> [TO DO] Repeat every entry exactly as it stands. Omit the images.

> [Saved entries]

Start of Block

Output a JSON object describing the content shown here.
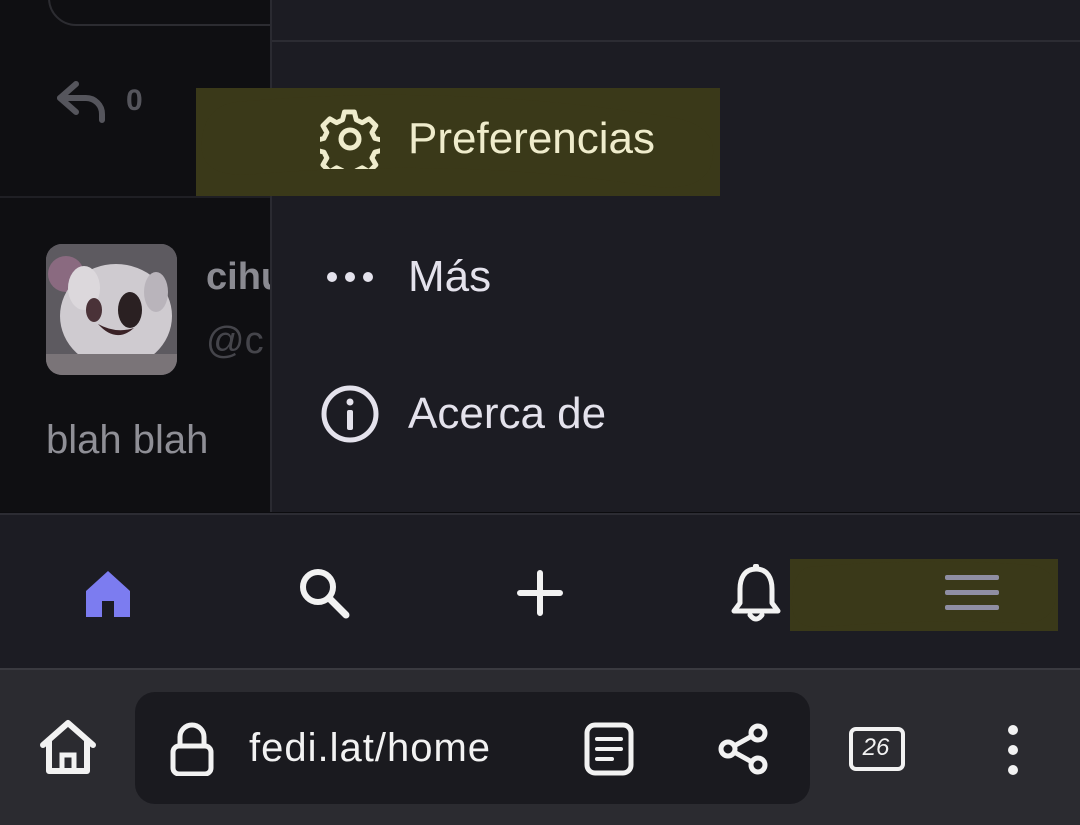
{
  "feed": {
    "reply_count": "0",
    "author_name": "cihu",
    "author_handle": "@c",
    "post_text": "blah blah"
  },
  "drawer": {
    "items": [
      {
        "label": "Preferencias",
        "icon": "gear-icon"
      },
      {
        "label": "Más",
        "icon": "more-dots-icon"
      },
      {
        "label": "Acerca de",
        "icon": "info-icon"
      }
    ]
  },
  "bottom_nav": {
    "items": [
      "home-icon",
      "search-icon",
      "compose-plus-icon",
      "bell-icon",
      "menu-icon"
    ],
    "active": "home-icon"
  },
  "browser": {
    "url": "fedi.lat/home",
    "tab_count": "26"
  },
  "colors": {
    "accent": "#7c7cf0",
    "highlight": "#3a3919",
    "drawer_bg": "#1c1c23",
    "browser_bar_bg": "#2b2b30"
  }
}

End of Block

> [ANSWER TO THE PROBLEM]
Output a JSON object describing the content shown here.
{
  "feed": {
    "reply_count": "0",
    "author_name": "cihu",
    "author_handle": "@c",
    "post_text": "blah blah"
  },
  "drawer": {
    "items": [
      {
        "label": "Preferencias",
        "icon": "gear-icon"
      },
      {
        "label": "Más",
        "icon": "more-dots-icon"
      },
      {
        "label": "Acerca de",
        "icon": "info-icon"
      }
    ]
  },
  "bottom_nav": {
    "items": [
      "home-icon",
      "search-icon",
      "compose-plus-icon",
      "bell-icon",
      "menu-icon"
    ],
    "active": "home-icon"
  },
  "browser": {
    "url": "fedi.lat/home",
    "tab_count": "26"
  },
  "colors": {
    "accent": "#7c7cf0",
    "highlight": "#3a3919",
    "drawer_bg": "#1c1c23",
    "browser_bar_bg": "#2b2b30"
  }
}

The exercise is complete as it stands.